YOUR ASSIGNMENT. Filter the records for lines holding the string "icon".

THE INPUT.
⟨

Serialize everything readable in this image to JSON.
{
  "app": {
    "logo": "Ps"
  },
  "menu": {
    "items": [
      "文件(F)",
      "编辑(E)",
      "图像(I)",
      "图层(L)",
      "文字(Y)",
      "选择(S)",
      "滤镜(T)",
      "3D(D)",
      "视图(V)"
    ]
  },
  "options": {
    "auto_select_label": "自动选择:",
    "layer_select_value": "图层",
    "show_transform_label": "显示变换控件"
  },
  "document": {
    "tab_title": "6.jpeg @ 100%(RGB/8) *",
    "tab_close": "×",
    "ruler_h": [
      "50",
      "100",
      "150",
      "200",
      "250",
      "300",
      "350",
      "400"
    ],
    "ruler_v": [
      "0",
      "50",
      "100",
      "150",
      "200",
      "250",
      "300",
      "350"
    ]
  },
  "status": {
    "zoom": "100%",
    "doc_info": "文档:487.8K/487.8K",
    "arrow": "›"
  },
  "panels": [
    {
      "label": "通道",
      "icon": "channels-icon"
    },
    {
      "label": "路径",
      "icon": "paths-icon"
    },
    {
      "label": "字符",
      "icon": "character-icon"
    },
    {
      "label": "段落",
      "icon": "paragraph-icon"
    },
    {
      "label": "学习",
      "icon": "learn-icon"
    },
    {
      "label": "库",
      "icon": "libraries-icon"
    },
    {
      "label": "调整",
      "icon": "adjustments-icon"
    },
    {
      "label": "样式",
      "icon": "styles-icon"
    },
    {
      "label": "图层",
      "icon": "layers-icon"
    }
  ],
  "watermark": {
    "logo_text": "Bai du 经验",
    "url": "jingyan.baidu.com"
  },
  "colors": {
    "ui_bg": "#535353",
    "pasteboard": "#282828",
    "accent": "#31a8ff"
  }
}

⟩

RESPONSE AREA.
      "icon": "channels-icon"
      "icon": "paths-icon"
      "icon": "character-icon"
      "icon": "paragraph-icon"
      "icon": "learn-icon"
      "icon": "libraries-icon"
      "icon": "adjustments-icon"
      "icon": "styles-icon"
      "icon": "layers-icon"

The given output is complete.